(MATERIAL SHOWN)

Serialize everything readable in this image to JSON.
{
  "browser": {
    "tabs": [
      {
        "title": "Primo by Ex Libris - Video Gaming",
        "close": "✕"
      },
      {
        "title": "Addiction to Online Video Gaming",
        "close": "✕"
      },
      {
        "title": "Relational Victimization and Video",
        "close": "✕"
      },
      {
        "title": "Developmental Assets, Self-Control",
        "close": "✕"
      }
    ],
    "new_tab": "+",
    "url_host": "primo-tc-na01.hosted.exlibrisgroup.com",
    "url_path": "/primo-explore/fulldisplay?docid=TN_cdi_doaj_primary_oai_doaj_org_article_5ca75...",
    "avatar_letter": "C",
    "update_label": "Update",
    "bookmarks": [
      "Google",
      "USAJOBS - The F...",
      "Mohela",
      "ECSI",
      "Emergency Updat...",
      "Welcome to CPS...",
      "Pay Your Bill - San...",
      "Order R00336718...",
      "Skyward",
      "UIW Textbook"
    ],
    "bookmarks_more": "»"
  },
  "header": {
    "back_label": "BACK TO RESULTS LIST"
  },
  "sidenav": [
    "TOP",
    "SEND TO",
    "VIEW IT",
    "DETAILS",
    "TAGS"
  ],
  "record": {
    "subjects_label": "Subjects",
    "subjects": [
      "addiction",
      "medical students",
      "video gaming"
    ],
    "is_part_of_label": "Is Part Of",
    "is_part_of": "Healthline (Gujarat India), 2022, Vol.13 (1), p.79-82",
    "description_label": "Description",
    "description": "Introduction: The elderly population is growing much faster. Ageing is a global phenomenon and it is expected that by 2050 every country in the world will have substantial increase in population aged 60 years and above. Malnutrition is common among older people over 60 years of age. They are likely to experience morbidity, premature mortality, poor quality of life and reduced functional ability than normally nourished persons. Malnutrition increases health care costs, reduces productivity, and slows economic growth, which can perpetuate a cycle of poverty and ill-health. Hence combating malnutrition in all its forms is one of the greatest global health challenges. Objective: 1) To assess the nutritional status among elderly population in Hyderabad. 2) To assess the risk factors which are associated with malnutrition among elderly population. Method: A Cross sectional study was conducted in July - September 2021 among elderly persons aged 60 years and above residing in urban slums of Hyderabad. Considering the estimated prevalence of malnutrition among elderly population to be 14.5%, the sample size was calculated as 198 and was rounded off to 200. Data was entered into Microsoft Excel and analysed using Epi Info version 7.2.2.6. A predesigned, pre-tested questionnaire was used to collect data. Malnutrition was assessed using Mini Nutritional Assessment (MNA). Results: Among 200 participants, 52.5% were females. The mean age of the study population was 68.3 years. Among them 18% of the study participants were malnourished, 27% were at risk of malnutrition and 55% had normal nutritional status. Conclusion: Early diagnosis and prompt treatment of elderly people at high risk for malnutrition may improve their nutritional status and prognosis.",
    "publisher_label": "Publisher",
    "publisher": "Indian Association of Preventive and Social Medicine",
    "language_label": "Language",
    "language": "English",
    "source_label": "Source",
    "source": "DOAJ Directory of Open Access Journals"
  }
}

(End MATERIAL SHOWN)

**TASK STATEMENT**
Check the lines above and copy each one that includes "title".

**ANSWER FOR THIS EXERCISE**
        "title": "Primo by Ex Libris - Video Gaming",
        "title": "Addiction to Online Video Gaming",
        "title": "Relational Victimization and Video",
        "title": "Developmental Assets, Self-Control",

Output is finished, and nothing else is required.